    The IPS Glow is a bit worse than the 6-7 year old Dell but this may have something to do with the coating and the much greater focus on brightness and HDR. It takes some getting used to. The whites are also a bit blue.

    And twice today there was a slight popping sound and an onscreen glitch to go with it. Got it from B&H for $880 or so and it's a good price at the moment. So, I can return and wait for them to get them in stock again or just return it. Thinking I should just return it.

    Can't even try out Netflix 4k HDR as AMD has no Display Ready 3 or whatever. :(

    Overall, I'm disappointed. The one game I could try with HDR (Hitman) seems like nothing changes with it on but you can’t just toggle it back and forth.

    Freesync also doesn’t seem to work and it has more motion blur eventhough its listed as being faster than my old displays.

  • hidaamoro
    Just curious if this display is certified by VESA as DisplayHDR 1000?
  • Tanquen
    If it is, it's a technicality cuz it's not bright enough to be.
  • davidgirgis
    "Between the product photos and the different logos that appear, one can make out just what the LG expect the display is be doing."

    Is this English?
  • AnimeMania
    Which video ports can be used for Freesync? Does HDR require certain video ports or can any be used?
  • Ilya__
    20749782 said:
    "Between the product photos and the different logos that appear, one can make out just what the LG expect the display is be doing."

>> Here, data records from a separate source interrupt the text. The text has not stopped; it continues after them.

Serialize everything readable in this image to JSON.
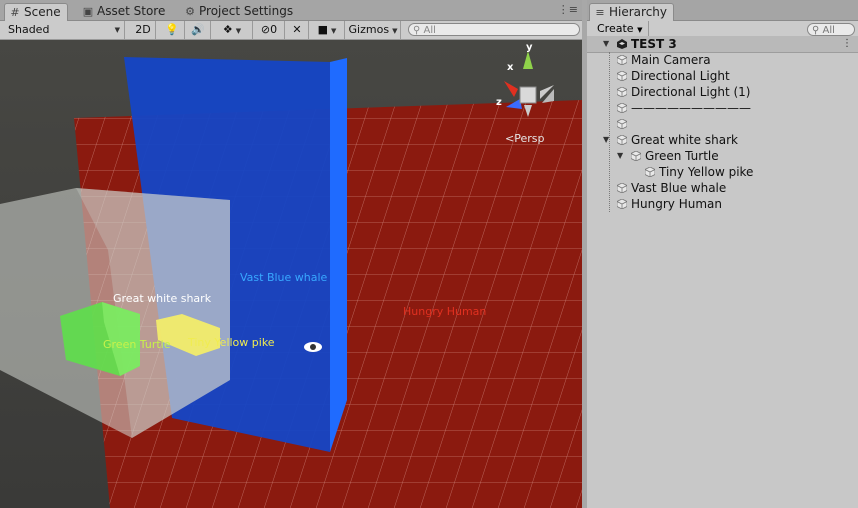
{
  "scene_tabs": {
    "scene": "Scene",
    "asset_store": "Asset Store",
    "project_settings": "Project Settings",
    "menu": "⋮≡"
  },
  "toolbar": {
    "shading_mode": "Shaded",
    "mode_2d": "2D",
    "hidden_count": "0",
    "gizmos": "Gizmos",
    "search_placeholder": "All"
  },
  "viewport": {
    "projection": "Persp",
    "axes": {
      "x": "x",
      "y": "y",
      "z": "z"
    },
    "labels": {
      "great_white_shark": "Great white shark",
      "vast_blue_whale": "Vast Blue whale",
      "hungry_human": "Hungry Human",
      "green_turtle": "Green Turtle",
      "tiny_yellow_pike": "Tiny Yellow pike"
    },
    "colors": {
      "ground": "#8b1a0f",
      "whale": "#1546c6",
      "shark": "#c8cac6",
      "turtle": "#5ee04a",
      "pike": "#f2ec6a",
      "human_label": "#e03020",
      "whale_label": "#38a8ff",
      "turtle_label": "#c8f24a",
      "pike_label": "#f0ec50"
    }
  },
  "hierarchy": {
    "tab": "Hierarchy",
    "create": "Create",
    "search_placeholder": "All",
    "scene_name": "TEST 3",
    "items": [
      {
        "name": "Main Camera",
        "depth": 1
      },
      {
        "name": "Directional Light",
        "depth": 1
      },
      {
        "name": "Directional Light (1)",
        "depth": 1
      },
      {
        "name": "——————————",
        "depth": 1
      },
      {
        "name": "",
        "depth": 1
      },
      {
        "name": "Great white shark",
        "depth": 1
      },
      {
        "name": "Green Turtle",
        "depth": 2
      },
      {
        "name": "Tiny Yellow pike",
        "depth": 3
      },
      {
        "name": "Vast Blue whale",
        "depth": 1
      },
      {
        "name": "Hungry Human",
        "depth": 1
      }
    ]
  }
}
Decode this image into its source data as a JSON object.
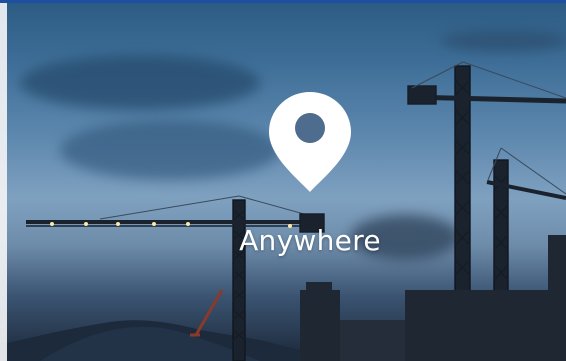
{
  "hero": {
    "caption": "Anywhere",
    "icon": "location-pin-icon"
  },
  "colors": {
    "sky_top": "#2b5a82",
    "sky_mid": "#7fa1c0",
    "ground": "#1b2838",
    "accent_bar": "#1f4fa0",
    "caption": "#ffffff"
  }
}
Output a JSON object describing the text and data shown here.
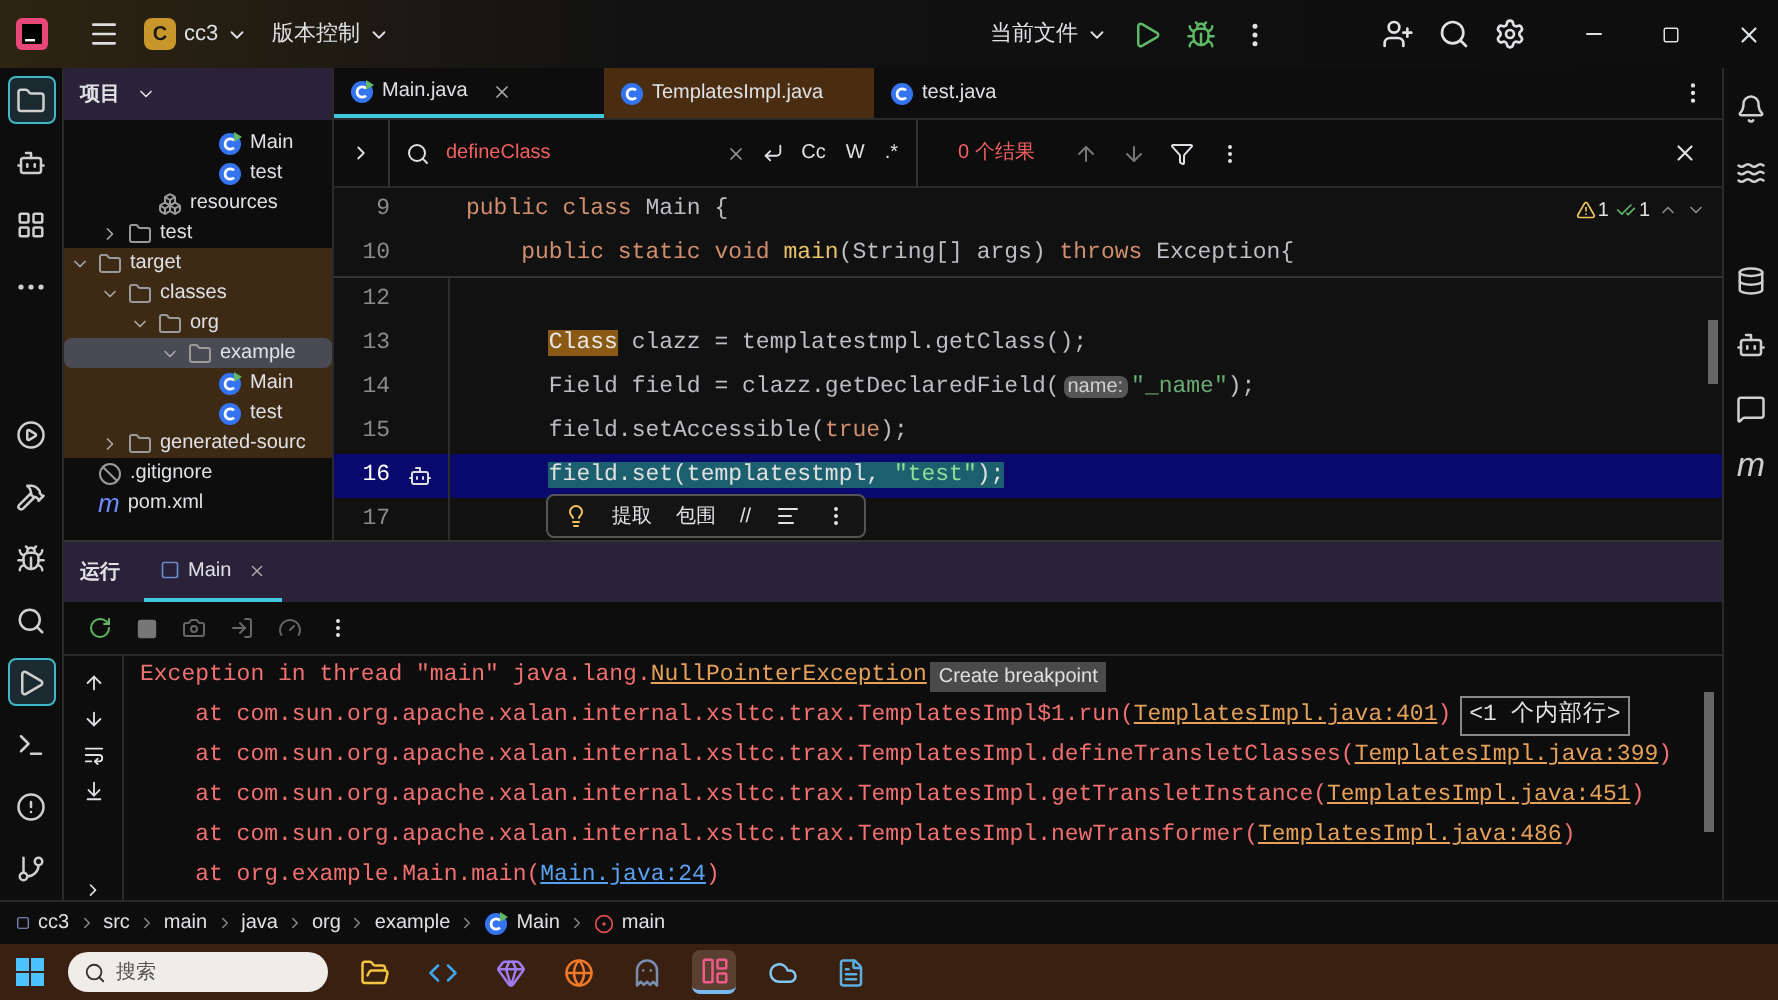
{
  "title_bar": {
    "project_badge": "C",
    "project": "cc3",
    "vcs": "版本控制",
    "run_config": "当前文件"
  },
  "left_tools": [
    {
      "kind": "folder",
      "selected": true
    },
    {
      "kind": "ai",
      "selected": false
    },
    {
      "kind": "structure",
      "selected": false
    },
    {
      "kind": "more",
      "selected": false
    },
    {
      "kind": "services",
      "selected": false
    },
    {
      "kind": "build",
      "selected": false
    },
    {
      "kind": "debug",
      "selected": false
    },
    {
      "kind": "search",
      "selected": false
    },
    {
      "kind": "run",
      "selected": true
    },
    {
      "kind": "terminal",
      "selected": false
    },
    {
      "kind": "problems",
      "selected": false
    },
    {
      "kind": "git",
      "selected": false
    }
  ],
  "right_tools": [
    {
      "kind": "bell"
    },
    {
      "kind": "swirl"
    },
    {
      "kind": "database"
    },
    {
      "kind": "ai"
    },
    {
      "kind": "ai-chat"
    },
    {
      "kind": "glyph",
      "glyph": "m"
    }
  ],
  "project_panel": {
    "title": "项目",
    "tree": [
      {
        "children": [
          {
            "children": [
              {
                "children": [
                  {
                    "children": [
                      {
                        "label": "Main",
                        "kind": "run-class"
                      },
                      {
                        "label": "test",
                        "kind": "class"
                      }
                    ]
                  }
                ]
              },
              {
                "label": "resources",
                "kind": "resources"
              }
            ]
          },
          {
            "label": "test",
            "kind": "folder",
            "expanded": false
          }
        ]
      },
      {
        "label": "target",
        "kind": "folder",
        "expanded": true,
        "excluded": true,
        "children": [
          {
            "label": "classes",
            "kind": "folder",
            "expanded": true,
            "children": [
              {
                "label": "org",
                "kind": "folder",
                "expanded": true,
                "children": [
                  {
                    "label": "example",
                    "kind": "folder",
                    "expanded": true,
                    "selected": true,
                    "children": [
                      {
                        "label": "Main",
                        "kind": "run-class"
                      },
                      {
                        "label": "test",
                        "kind": "class"
                      }
                    ]
                  }
                ]
              }
            ]
          },
          {
            "label": "generated-sourc",
            "kind": "folder",
            "expanded": false
          }
        ]
      },
      {
        "label": ".gitignore",
        "kind": "ignore"
      },
      {
        "label": "pom.xml",
        "kind": "glyph",
        "glyph": "m"
      }
    ]
  },
  "editor": {
    "tabs": [
      {
        "label": "Main.java",
        "kind": "run-class",
        "selected": true,
        "excluded": false
      },
      {
        "label": "TemplatesImpl.java",
        "kind": "class",
        "selected": false,
        "excluded": true
      },
      {
        "label": "test.java",
        "kind": "class",
        "selected": false,
        "excluded": false
      }
    ],
    "search": {
      "value": "defineClass",
      "options": [
        "Cc",
        "W",
        ".*"
      ],
      "results": "0 个结果"
    },
    "inspections": [
      {
        "kind": "warning",
        "count": "1"
      },
      {
        "kind": "ok",
        "count": "1"
      }
    ],
    "sticky_lines": [
      {
        "number": "9",
        "tokens": [
          {
            "text": "public class ",
            "kind": "keyword"
          },
          {
            "text": "Main {",
            "kind": "plain"
          }
        ]
      },
      {
        "number": "10",
        "tokens": [
          {
            "text": "public static void ",
            "kind": "keyword"
          },
          {
            "text": "main",
            "kind": "method"
          },
          {
            "text": "(String[] args) ",
            "kind": "plain"
          },
          {
            "text": "throws ",
            "kind": "keyword"
          },
          {
            "text": "Exception{",
            "kind": "plain"
          }
        ]
      }
    ],
    "lines": [
      {
        "number": "12",
        "selected": false,
        "gutter_mark": false
      },
      {
        "number": "13",
        "selected": false,
        "gutter_mark": false,
        "tokens": [
          {
            "text": "Class",
            "kind": "match"
          },
          {
            "text": " clazz = templatestmpl.getClass();",
            "kind": "plain"
          }
        ]
      },
      {
        "number": "14",
        "selected": false,
        "gutter_mark": false,
        "tokens": [
          {
            "text": "Field field = clazz.getDeclaredField(",
            "kind": "plain"
          },
          {
            "text": "name:",
            "kind": "hint"
          },
          {
            "text": "\"_name\"",
            "kind": "string"
          },
          {
            "text": ");",
            "kind": "plain"
          }
        ]
      },
      {
        "number": "15",
        "selected": false,
        "gutter_mark": false,
        "tokens": [
          {
            "text": "field.setAccessible(",
            "kind": "plain"
          },
          {
            "text": "true",
            "kind": "keyword"
          },
          {
            "text": ");",
            "kind": "plain"
          }
        ]
      },
      {
        "number": "16",
        "selected": true,
        "gutter_mark": true,
        "tokens": [
          {
            "text": "field.set(templatestmpl, ",
            "kind": "selection"
          },
          {
            "text": "\"test\"",
            "kind": "selection-string"
          },
          {
            "text": ");",
            "kind": "selection"
          }
        ]
      },
      {
        "number": "17",
        "selected": false,
        "gutter_mark": false
      }
    ],
    "popup": {
      "actions": [
        "提取",
        "包围",
        "//"
      ]
    }
  },
  "run_panel": {
    "title": "运行",
    "tabs": [
      {
        "label": "Main",
        "selected": true
      }
    ],
    "console": [
      {
        "tokens": [
          {
            "text": "Exception in thread \"main\" java.lang.",
            "kind": "error"
          },
          {
            "text": "NullPointerException",
            "kind": "lib-link"
          },
          {
            "text": "Create breakpoint",
            "kind": "badge"
          }
        ]
      },
      {
        "tokens": [
          {
            "text": "    at com.sun.org.apache.xalan.internal.xsltc.trax.TemplatesImpl$1.run(",
            "kind": "error"
          },
          {
            "text": "TemplatesImpl.java:401",
            "kind": "lib-link"
          },
          {
            "text": ")",
            "kind": "error"
          },
          {
            "text": "<1 个内部行>",
            "kind": "fold"
          }
        ]
      },
      {
        "tokens": [
          {
            "text": "    at com.sun.org.apache.xalan.internal.xsltc.trax.TemplatesImpl.defineTransletClasses(",
            "kind": "error"
          },
          {
            "text": "TemplatesImpl.java:399",
            "kind": "lib-link"
          },
          {
            "text": ")",
            "kind": "error"
          }
        ]
      },
      {
        "tokens": [
          {
            "text": "    at com.sun.org.apache.xalan.internal.xsltc.trax.TemplatesImpl.getTransletInstance(",
            "kind": "error"
          },
          {
            "text": "TemplatesImpl.java:451",
            "kind": "lib-link"
          },
          {
            "text": ")",
            "kind": "error"
          }
        ]
      },
      {
        "tokens": [
          {
            "text": "    at com.sun.org.apache.xalan.internal.xsltc.trax.TemplatesImpl.newTransformer(",
            "kind": "error"
          },
          {
            "text": "TemplatesImpl.java:486",
            "kind": "lib-link"
          },
          {
            "text": ")",
            "kind": "error"
          }
        ]
      },
      {
        "tokens": [
          {
            "text": "    at org.example.Main.main(",
            "kind": "error"
          },
          {
            "text": "Main.java:24",
            "kind": "src-link"
          },
          {
            "text": ")",
            "kind": "error"
          }
        ]
      }
    ]
  },
  "breadcrumbs": [
    {
      "label": "cc3",
      "kind": "module"
    },
    {
      "label": "src",
      "kind": "folder"
    },
    {
      "label": "main",
      "kind": "folder"
    },
    {
      "label": "java",
      "kind": "folder"
    },
    {
      "label": "org",
      "kind": "folder"
    },
    {
      "label": "example",
      "kind": "folder"
    },
    {
      "label": "Main",
      "kind": "run-class"
    },
    {
      "label": "main",
      "kind": "method"
    }
  ],
  "taskbar": {
    "search_placeholder": "搜索",
    "apps": [
      {
        "kind": "files",
        "active": false
      },
      {
        "kind": "code",
        "active": false
      },
      {
        "kind": "gem",
        "active": false
      },
      {
        "kind": "browser",
        "active": false
      },
      {
        "kind": "ghost",
        "active": false
      },
      {
        "kind": "ide",
        "active": true
      },
      {
        "kind": "cloud",
        "active": false
      },
      {
        "kind": "notes",
        "active": false
      }
    ]
  }
}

    Is this English?

    People think the products not be like it is, but it do.
  • hannibal
    It seems to be Vesa HDR400 monitor

    Because max brightness is less than 600 nits. But it is close to it. So it is almost Vesa HDR600 compatible
  • truerock
    I hate it when they put speakers, USB ports and other unrelated crap inside a video monitor. I wish they wouldn't do that. I like the trend that Samsung is starting with its TVs where all the ports and other non-video-monitor stuff is put in a separate box.
  • lukwtwz
    How did you measure total input lag? I ask because the 65ms you reported is several times higher than the highest figure reported in any professional review of this monitor I've read so far.
  • crazedphyco3
    So your saying that if I buy this for my Xbox one x hdr won't work on it?